Ag briefs: Florida top watermelon producer

Wisconsin State Farmer


New pig inspection rules announced for Iowa State Fair

Officials have announced new inspection rules for pigs that will be shown at the Iowa State Fair in Des Moines.

An Iowa Department of Agriculture & Land Stewardship news release said Friday that the additional exhibition requirements are designed to promote biosecurity and animal health as African swine fever continues to spread across China and other parts of Asia and Europe.

All pigs must be individually inspected and identified on a certificate of veterinary inspection that was completed within seven days of the fair, which runs Aug. 8-18 this year. A veterinarian will inspect all pigs as they arrive at the Des Moines fairgrounds before they are unloaded or mixed with other livestock.

Biosecurity concerns led organizers to cancel the World Pork Expo scheduled for last month at the fairgrounds.

The National Pork Producers Council says African swine fever affects only pigs and presents no human health or food safety risks. There is no vaccine to treat the disease.


What state is the nation's top watermelon producer?

Summer means relaxing by the pool, barbeques and refreshing slices of watermelon and no one produces more of this favorite summertime fruit than Florida.

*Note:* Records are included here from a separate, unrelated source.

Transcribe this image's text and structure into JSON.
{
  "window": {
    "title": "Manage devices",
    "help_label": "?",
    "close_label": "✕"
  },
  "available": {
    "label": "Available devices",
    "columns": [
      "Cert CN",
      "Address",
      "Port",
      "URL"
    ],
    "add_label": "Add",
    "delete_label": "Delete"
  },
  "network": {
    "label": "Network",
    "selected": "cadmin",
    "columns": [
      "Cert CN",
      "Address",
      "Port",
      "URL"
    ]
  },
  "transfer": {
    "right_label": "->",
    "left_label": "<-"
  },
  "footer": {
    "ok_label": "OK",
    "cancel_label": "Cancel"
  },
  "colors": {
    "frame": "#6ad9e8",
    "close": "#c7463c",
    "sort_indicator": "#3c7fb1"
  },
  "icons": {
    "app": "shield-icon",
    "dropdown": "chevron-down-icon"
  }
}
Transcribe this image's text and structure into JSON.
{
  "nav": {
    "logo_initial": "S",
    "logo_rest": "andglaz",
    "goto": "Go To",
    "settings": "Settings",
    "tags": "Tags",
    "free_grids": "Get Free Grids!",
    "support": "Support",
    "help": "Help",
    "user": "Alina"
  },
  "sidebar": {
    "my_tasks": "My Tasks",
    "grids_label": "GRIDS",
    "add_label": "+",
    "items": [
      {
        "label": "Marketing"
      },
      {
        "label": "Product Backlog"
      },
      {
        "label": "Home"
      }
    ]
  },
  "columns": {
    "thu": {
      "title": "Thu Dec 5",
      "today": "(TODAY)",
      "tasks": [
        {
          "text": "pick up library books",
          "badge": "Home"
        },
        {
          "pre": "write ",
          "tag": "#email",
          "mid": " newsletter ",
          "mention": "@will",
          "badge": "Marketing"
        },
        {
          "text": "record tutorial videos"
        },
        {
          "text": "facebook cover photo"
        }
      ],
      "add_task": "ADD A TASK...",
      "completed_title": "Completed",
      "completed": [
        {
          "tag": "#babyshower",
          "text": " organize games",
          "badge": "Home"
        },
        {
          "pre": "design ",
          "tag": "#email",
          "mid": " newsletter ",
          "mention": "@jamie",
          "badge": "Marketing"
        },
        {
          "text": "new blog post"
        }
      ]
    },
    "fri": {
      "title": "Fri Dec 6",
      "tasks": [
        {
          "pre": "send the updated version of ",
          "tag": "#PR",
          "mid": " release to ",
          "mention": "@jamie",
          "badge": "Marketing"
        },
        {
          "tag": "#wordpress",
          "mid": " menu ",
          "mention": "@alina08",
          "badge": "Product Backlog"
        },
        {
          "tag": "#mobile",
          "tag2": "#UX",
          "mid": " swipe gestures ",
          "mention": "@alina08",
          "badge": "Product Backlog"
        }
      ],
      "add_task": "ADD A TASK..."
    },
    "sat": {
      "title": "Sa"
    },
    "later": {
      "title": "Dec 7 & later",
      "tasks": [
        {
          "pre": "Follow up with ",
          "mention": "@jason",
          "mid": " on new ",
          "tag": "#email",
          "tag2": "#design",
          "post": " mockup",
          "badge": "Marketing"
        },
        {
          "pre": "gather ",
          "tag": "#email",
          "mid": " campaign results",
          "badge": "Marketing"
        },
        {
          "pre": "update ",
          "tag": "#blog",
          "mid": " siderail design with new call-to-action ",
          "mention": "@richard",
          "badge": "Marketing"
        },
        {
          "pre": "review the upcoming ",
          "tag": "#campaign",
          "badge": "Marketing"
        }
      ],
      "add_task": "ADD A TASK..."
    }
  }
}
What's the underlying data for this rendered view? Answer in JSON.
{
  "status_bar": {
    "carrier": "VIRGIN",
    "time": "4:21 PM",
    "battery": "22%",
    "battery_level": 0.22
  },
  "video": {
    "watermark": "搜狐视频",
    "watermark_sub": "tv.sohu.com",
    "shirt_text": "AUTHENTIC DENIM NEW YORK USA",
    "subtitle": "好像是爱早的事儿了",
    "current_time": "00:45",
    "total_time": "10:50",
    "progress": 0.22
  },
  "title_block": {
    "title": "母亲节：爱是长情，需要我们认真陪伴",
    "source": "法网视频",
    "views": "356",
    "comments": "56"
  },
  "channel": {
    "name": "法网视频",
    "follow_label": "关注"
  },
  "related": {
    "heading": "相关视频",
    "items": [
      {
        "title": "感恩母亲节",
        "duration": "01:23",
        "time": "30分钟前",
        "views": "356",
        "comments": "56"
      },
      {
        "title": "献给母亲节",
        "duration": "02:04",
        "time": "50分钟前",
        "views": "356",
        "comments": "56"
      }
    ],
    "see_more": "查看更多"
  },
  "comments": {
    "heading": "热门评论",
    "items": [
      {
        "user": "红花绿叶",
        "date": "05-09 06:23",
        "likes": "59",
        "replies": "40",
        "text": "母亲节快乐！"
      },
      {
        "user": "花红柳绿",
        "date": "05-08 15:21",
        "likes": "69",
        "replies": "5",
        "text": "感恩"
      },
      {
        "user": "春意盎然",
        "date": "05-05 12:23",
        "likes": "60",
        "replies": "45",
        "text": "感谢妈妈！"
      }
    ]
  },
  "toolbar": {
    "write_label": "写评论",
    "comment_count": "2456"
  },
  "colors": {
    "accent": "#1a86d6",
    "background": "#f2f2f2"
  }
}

The Sunshine State is the top producer of watermelon in the United States. The University of Florida Institute of Food and Agricultural Sciences says Florida farmers sold 800 million pounds of watermelon last year.

The largest growers are near Immokalee, Belle Glade, Arcadia and the Suwannee Valley, which produces a third of the state's watermelon crop.

The research center's assistant director Bob Hochmuth says watermelons are made of 92 percent water.


MVP Dairy opens new state-of-the-art farm to help supply Danone North America's Yogurt Plant

MVP Dairy, a partnership between McCarty Family Farms and VanTilburg Farms, opened a new dairy in northern Mercer County, creating 35 new local jobs.

MVP Dairy produces high-quality, fresh milk that is Non-GMO Project Verified for Danone North America, the leading maker of yogurt in the U.S. The MVP Dairy is only 18 miles from Danone's facility in Minster, the largest yogurt-making plant in the U.S., which produces leading brands such as Activia, Danimals, Dannon, Light & Fit and Oikos.

The new dairy is home to nearly 4,500 cows that live in six free-stall barns built for optimum cow comfort. The cows are milked in a state-of-the-art carousel milking parlor, which benefits their health and well-being, by providing a predictable and efficient milking routine, allowing the cows more time to eat, drink, sleep and spend time with other cows.

This is the fifth McCarty Family Farms' dairy and its first in Ohio. The VanTilburg family, who live next to the MVP Dairy site, are lifelong residents of Celina, Ohio with a vested interest in responsible and sustainable production agriculture close to home.

The farm also features an innovative and patented anaerobic treatment cell system on the farm that significantly reduces waste solids, consumption of water and waste odor, with a recycling system that benefits the animals, crop care and the environment.

In accordance with Danone North America's strict animal welfare guidelines, MVP Dairy is certified by Validus, an independent audit firm with the most stringent requirements for socially responsible, scientifically based, economically viable long-term solutions for dairy animal care. The cows are monitored daily and provided routine health screenings. In addition, all employees are regularly trained in animal welfare and farm safety.

The MVP Dairy also includes a 7,500 square foot Learning Center that will be open to the public with interactive displays that share the story from soil to cup on how milk and dairy foods are made. In addition to viewing the dairy farm's 80-cow carousel milking parlor, guests can explore and learn from interactive games and displays as well virtual reality experiences and a digital Danone grocery store to learn more about their dairy foods.


$50M replacement planned for State Fairgrounds swine barn

Indiana State Fairgrounds officials say a $50 million project will replace its nearly century-old swine barn with a new building that can host events around the year.

Fairgrounds Executive Director Cynthia Hoye say the current open-air building can't generate year-round revenue because it isn't climate controlled.

The new building will be called the Fall Creek Pavilion and will still house livestock during the state fair. Most of the current building that opened in 1923 will be demolished. Work could start after next year's state fair.

Republican Gov. Eric Holcomb proposes dipping into the state's $2.3 billion in reserves to pay cash for the project. Democrats have lambasted that plan, saying the money should go to other priorities such as raising teacher pay or improving access to affordable child care.